WORK REQUEST =>
Extract precisely the lines that run from the line containing "Serialize everything readable" to the end of the records below, with both ends included and pictures omitted.

TASK INPUT =>
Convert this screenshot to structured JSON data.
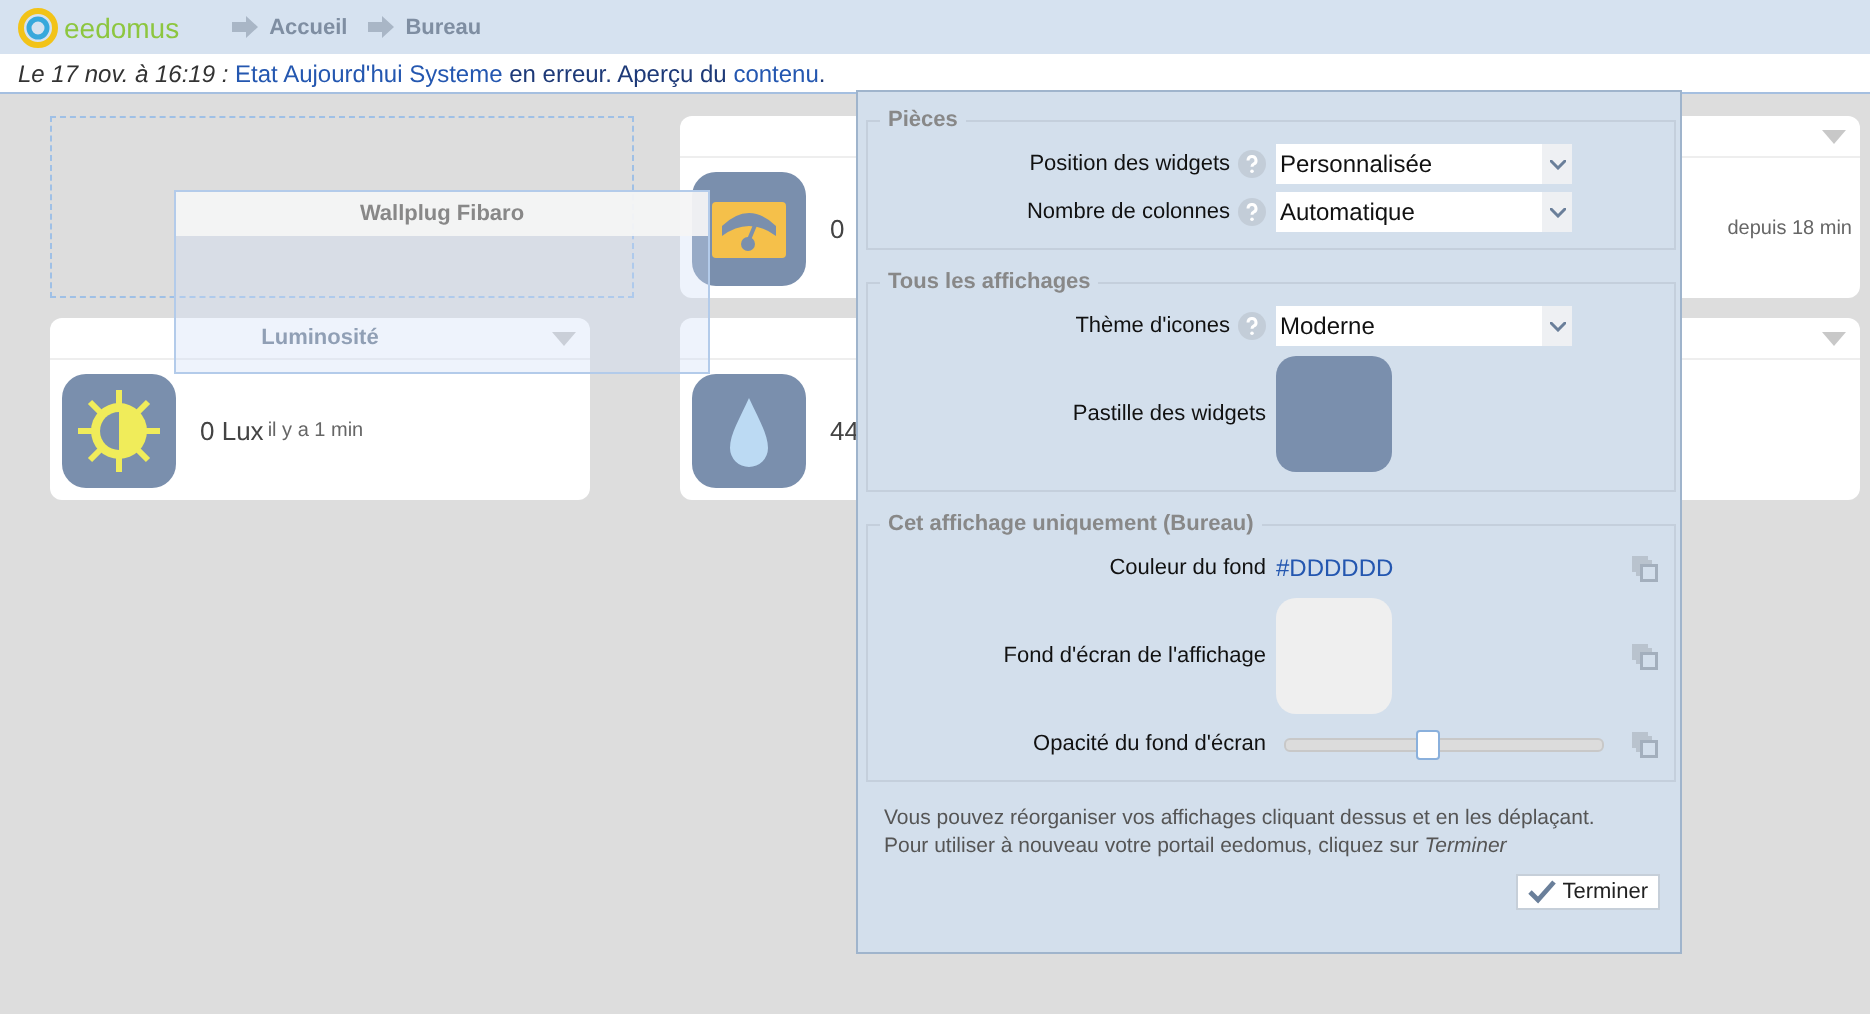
{
  "header": {
    "logo": "eedomus",
    "breadcrumbs": [
      "Accueil",
      "Bureau"
    ]
  },
  "notification": [
    {
      "kind": "date",
      "text": "Le 17 nov. à 16:19 :"
    },
    {
      "kind": "link",
      "text": "Etat Aujourd'hui Systeme"
    },
    {
      "kind": "text",
      "text": "en erreur. Aperçu du"
    },
    {
      "kind": "link",
      "text": "contenu"
    },
    {
      "kind": "end",
      "text": "."
    }
  ],
  "widgets": [
    {
      "kind": "placeholder"
    },
    {
      "kind": "card",
      "value": "0"
    },
    {
      "kind": "card",
      "title": "Luminosité",
      "value": "0 Lux",
      "time": "il y a 1 min"
    },
    {
      "kind": "card",
      "value": "44"
    }
  ],
  "side_time": "depuis 18 min",
  "dragged_widget": {
    "title": "Wallplug Fibaro"
  },
  "panel": {
    "sections": [
      {
        "title": "Pièces",
        "rows": [
          {
            "kind": "select",
            "label": "Position des widgets",
            "help": true,
            "value": "Personnalisée"
          },
          {
            "kind": "select",
            "label": "Nombre de colonnes",
            "help": true,
            "value": "Automatique"
          }
        ]
      },
      {
        "title": "Tous les affichages",
        "rows": [
          {
            "kind": "select",
            "label": "Thème d'icones",
            "help": true,
            "value": "Moderne"
          },
          {
            "kind": "swatch",
            "label": "Pastille des widgets"
          }
        ]
      },
      {
        "title": "Cet affichage uniquement (Bureau)",
        "rows": [
          {
            "kind": "color",
            "label": "Couleur du fond",
            "value": "#DDDDDD",
            "copyable": true
          },
          {
            "kind": "image",
            "label": "Fond d'écran de l'affichage",
            "copyable": true
          },
          {
            "kind": "slider",
            "label": "Opacité du fond d'écran",
            "level": 0.45,
            "copyable": true
          }
        ]
      }
    ],
    "note": [
      "Vous pouvez réorganiser vos affichages cliquant dessus et en les déplaçant.",
      "Pour utiliser à nouveau votre portail eedomus, cliquez sur *Terminer*"
    ],
    "button": "Terminer"
  }
}
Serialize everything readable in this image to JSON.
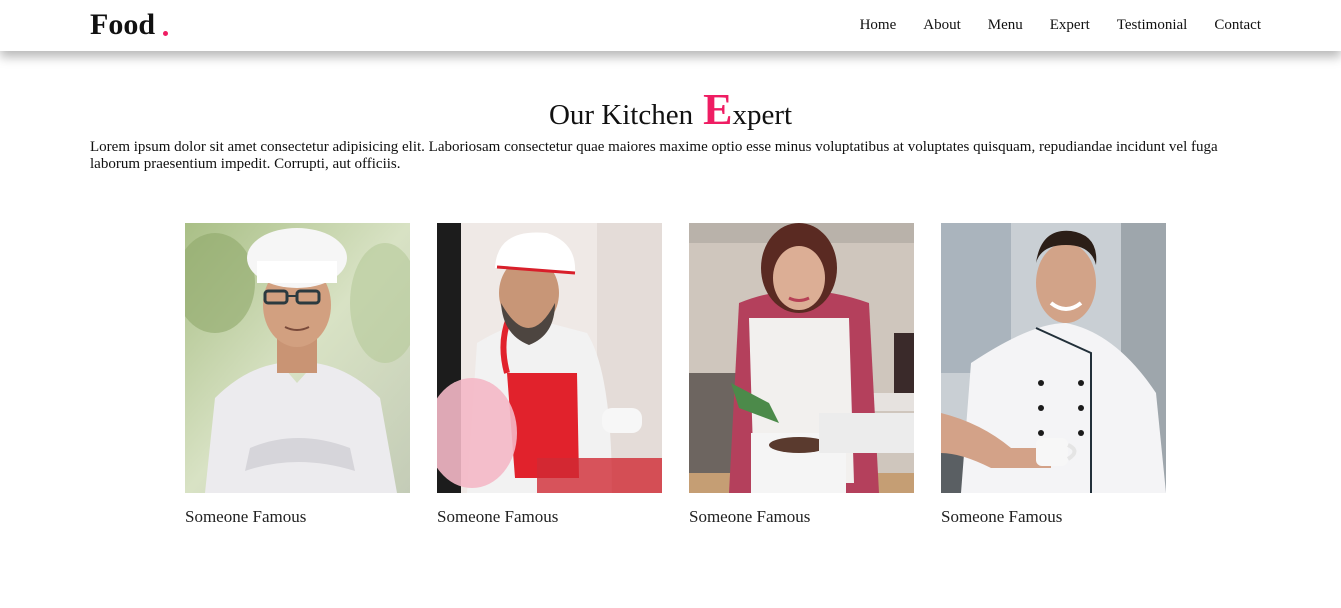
{
  "header": {
    "brand": "Food",
    "nav": [
      "Home",
      "About",
      "Menu",
      "Expert",
      "Testimonial",
      "Contact"
    ]
  },
  "section": {
    "title_prefix": "Our Kitchen",
    "title_accent_letter": "E",
    "title_rest": "xpert",
    "description": "Lorem ipsum dolor sit amet consectetur adipisicing elit. Laboriosam consectetur quae maiores maxime optio esse minus voluptatibus at voluptates quisquam, repudiandae incidunt vel fuga laborum praesentium impedit. Corrupti, aut officiis."
  },
  "experts": [
    {
      "name": "Someone Famous"
    },
    {
      "name": "Someone Famous"
    },
    {
      "name": "Someone Famous"
    },
    {
      "name": "Someone Famous"
    }
  ],
  "colors": {
    "accent": "#ef1d63",
    "text": "#111111",
    "background": "#ffffff"
  }
}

TASK OUTPUT =>
Serialize everything readable in this image to JSON.
{
  "header": {
    "brand": "Food",
    "nav": [
      "Home",
      "About",
      "Menu",
      "Expert",
      "Testimonial",
      "Contact"
    ]
  },
  "section": {
    "title_prefix": "Our Kitchen",
    "title_accent_letter": "E",
    "title_rest": "xpert",
    "description": "Lorem ipsum dolor sit amet consectetur adipisicing elit. Laboriosam consectetur quae maiores maxime optio esse minus voluptatibus at voluptates quisquam, repudiandae incidunt vel fuga laborum praesentium impedit. Corrupti, aut officiis."
  },
  "experts": [
    {
      "name": "Someone Famous"
    },
    {
      "name": "Someone Famous"
    },
    {
      "name": "Someone Famous"
    },
    {
      "name": "Someone Famous"
    }
  ],
  "colors": {
    "accent": "#ef1d63",
    "text": "#111111",
    "background": "#ffffff"
  }
}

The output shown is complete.